Page and application data records:
----
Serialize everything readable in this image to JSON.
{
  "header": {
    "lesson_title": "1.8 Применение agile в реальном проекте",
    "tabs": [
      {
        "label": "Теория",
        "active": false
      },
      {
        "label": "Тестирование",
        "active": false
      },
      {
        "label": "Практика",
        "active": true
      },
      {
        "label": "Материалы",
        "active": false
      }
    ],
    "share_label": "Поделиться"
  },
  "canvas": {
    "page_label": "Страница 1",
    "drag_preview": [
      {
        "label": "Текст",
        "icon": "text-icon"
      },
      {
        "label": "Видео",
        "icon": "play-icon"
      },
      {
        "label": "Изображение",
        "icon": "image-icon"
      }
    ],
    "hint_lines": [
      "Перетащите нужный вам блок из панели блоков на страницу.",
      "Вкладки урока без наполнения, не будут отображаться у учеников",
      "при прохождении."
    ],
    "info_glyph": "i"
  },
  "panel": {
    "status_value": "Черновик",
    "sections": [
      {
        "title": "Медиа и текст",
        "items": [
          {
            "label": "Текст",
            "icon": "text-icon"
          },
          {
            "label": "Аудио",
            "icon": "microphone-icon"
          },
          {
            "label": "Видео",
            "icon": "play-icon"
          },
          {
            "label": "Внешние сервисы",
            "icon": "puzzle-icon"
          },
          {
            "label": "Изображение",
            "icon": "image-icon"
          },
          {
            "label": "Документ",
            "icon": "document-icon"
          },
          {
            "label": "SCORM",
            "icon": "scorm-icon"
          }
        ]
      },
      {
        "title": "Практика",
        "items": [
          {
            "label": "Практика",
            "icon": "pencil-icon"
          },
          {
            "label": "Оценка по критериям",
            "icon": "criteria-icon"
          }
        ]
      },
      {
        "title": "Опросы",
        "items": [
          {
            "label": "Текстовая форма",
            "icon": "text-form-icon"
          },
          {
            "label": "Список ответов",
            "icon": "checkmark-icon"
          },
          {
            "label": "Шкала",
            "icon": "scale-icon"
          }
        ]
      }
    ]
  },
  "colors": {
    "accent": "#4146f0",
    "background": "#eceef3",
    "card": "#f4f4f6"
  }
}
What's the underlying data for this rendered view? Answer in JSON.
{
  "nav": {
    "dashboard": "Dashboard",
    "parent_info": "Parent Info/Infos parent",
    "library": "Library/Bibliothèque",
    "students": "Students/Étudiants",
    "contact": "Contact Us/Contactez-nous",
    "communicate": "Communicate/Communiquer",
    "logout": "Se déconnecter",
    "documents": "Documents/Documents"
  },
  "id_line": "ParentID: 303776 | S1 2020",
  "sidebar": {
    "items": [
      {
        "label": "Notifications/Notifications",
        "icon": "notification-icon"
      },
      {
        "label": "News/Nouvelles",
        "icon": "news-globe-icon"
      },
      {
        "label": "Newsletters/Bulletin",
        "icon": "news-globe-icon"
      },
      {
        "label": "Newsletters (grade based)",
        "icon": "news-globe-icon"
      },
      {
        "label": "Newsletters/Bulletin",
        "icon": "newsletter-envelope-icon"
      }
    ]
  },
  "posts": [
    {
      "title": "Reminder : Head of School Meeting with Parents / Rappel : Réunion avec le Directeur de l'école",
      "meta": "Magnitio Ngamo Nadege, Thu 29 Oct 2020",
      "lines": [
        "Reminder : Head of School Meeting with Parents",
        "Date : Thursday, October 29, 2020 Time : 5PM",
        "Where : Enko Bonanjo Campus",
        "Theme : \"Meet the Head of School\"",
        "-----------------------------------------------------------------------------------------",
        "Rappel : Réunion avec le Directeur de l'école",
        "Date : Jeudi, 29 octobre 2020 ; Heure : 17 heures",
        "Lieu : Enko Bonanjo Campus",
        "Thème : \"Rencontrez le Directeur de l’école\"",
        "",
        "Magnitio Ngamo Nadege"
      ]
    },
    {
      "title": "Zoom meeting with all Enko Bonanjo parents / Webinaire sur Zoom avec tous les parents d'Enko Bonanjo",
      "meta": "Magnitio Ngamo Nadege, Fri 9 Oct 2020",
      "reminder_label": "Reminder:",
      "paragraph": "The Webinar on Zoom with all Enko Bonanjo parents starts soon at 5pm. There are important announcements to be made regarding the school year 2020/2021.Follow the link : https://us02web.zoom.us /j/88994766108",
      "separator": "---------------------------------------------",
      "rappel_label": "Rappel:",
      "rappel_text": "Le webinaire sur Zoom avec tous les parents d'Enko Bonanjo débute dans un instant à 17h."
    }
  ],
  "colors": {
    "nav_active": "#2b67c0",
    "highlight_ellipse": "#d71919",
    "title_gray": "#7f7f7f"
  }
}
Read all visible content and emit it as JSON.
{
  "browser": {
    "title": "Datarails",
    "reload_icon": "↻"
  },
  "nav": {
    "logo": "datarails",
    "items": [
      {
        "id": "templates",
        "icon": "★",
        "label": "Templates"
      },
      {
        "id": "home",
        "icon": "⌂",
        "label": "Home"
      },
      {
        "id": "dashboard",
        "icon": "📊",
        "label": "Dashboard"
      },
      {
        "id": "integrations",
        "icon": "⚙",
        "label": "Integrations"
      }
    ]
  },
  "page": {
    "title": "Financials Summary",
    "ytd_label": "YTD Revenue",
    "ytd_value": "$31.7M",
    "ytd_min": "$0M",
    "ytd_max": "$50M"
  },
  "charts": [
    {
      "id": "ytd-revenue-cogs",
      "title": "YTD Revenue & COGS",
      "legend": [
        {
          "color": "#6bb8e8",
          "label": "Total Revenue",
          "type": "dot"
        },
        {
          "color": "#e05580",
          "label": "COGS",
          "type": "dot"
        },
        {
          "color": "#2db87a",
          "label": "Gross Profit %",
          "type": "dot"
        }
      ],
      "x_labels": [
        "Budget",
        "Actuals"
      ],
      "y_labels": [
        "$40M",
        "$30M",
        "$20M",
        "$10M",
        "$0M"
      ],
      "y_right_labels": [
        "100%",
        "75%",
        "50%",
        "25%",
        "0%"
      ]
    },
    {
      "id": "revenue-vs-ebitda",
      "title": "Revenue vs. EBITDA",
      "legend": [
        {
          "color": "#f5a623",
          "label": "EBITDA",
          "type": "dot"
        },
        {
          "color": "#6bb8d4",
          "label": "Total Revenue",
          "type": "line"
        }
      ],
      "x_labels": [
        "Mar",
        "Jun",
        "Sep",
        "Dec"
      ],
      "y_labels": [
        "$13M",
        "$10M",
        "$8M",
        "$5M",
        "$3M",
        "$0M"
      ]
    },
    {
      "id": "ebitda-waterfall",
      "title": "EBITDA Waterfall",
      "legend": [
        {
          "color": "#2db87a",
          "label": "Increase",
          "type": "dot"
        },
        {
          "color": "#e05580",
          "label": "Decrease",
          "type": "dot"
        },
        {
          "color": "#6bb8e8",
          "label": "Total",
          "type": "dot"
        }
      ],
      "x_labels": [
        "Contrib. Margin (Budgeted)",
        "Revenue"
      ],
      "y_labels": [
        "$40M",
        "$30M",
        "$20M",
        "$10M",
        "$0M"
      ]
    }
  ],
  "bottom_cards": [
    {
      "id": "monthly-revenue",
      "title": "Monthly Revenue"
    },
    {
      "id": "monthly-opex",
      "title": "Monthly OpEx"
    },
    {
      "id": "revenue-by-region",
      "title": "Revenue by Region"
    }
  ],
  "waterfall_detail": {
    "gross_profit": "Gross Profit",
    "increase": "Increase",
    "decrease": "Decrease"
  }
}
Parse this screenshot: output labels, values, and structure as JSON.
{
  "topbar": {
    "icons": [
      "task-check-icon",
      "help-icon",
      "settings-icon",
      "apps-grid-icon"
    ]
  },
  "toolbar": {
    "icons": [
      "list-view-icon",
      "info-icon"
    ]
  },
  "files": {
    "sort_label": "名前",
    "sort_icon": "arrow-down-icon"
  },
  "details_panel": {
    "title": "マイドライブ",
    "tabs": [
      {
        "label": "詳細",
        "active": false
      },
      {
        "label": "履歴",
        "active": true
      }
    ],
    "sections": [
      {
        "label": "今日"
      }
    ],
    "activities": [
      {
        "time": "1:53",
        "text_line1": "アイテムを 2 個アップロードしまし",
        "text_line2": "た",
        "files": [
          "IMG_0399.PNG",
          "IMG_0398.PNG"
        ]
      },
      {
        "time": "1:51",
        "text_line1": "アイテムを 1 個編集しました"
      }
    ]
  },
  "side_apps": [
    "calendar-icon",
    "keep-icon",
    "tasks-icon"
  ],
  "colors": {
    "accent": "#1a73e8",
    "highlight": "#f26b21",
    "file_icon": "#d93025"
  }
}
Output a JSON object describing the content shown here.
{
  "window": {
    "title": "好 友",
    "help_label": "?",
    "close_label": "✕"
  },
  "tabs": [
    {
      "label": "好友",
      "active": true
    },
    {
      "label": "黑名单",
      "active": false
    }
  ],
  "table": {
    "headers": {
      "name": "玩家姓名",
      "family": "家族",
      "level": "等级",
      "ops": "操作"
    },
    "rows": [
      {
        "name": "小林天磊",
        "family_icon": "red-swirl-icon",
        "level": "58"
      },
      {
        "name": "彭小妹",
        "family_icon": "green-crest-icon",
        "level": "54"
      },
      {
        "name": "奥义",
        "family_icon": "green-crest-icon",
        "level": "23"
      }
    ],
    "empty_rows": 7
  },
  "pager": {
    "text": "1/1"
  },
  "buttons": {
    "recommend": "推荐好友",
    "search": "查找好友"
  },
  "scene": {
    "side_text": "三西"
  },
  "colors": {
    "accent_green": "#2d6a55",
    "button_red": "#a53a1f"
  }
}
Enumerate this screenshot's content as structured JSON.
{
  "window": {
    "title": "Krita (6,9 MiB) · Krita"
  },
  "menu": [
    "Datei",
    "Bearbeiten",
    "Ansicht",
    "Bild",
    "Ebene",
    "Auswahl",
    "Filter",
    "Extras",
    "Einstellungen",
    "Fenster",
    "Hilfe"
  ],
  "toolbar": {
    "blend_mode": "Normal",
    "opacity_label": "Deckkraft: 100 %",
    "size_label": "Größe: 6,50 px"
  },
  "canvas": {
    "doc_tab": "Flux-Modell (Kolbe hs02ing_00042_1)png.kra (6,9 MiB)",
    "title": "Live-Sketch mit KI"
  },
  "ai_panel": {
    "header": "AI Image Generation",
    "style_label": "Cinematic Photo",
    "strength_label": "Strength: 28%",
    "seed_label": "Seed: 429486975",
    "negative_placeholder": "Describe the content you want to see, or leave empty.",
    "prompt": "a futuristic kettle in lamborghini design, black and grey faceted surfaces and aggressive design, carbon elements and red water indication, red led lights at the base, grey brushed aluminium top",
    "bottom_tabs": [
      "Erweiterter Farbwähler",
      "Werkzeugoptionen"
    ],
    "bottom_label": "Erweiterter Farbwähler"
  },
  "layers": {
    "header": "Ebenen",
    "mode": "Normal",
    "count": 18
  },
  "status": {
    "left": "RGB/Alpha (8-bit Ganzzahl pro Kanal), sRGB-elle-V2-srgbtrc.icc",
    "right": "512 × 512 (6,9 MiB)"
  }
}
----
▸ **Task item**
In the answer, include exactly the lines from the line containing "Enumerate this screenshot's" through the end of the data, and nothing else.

▸ **Solution below**
Enumerate this screenshot's content as structured JSON.
{
  "window": {
    "title": "Krita (6,9 MiB) · Krita"
  },
  "menu": [
    "Datei",
    "Bearbeiten",
    "Ansicht",
    "Bild",
    "Ebene",
    "Auswahl",
    "Filter",
    "Extras",
    "Einstellungen",
    "Fenster",
    "Hilfe"
  ],
  "toolbar": {
    "blend_mode": "Normal",
    "opacity_label": "Deckkraft: 100 %",
    "size_label": "Größe: 6,50 px"
  },
  "canvas": {
    "doc_tab": "Flux-Modell (Kolbe hs02ing_00042_1)png.kra (6,9 MiB)",
    "title": "Live-Sketch mit KI"
  },
  "ai_panel": {
    "header": "AI Image Generation",
    "style_label": "Cinematic Photo",
    "strength_label": "Strength: 28%",
    "seed_label": "Seed: 429486975",
    "negative_placeholder": "Describe the content you want to see, or leave empty.",
    "prompt": "a futuristic kettle in lamborghini design, black and grey faceted surfaces and aggressive design, carbon elements and red water indication, red led lights at the base, grey brushed aluminium top",
    "bottom_tabs": [
      "Erweiterter Farbwähler",
      "Werkzeugoptionen"
    ],
    "bottom_label": "Erweiterter Farbwähler"
  },
  "layers": {
    "header": "Ebenen",
    "mode": "Normal",
    "count": 18
  },
  "status": {
    "left": "RGB/Alpha (8-bit Ganzzahl pro Kanal), sRGB-elle-V2-srgbtrc.icc",
    "right": "512 × 512 (6,9 MiB)"
  }
}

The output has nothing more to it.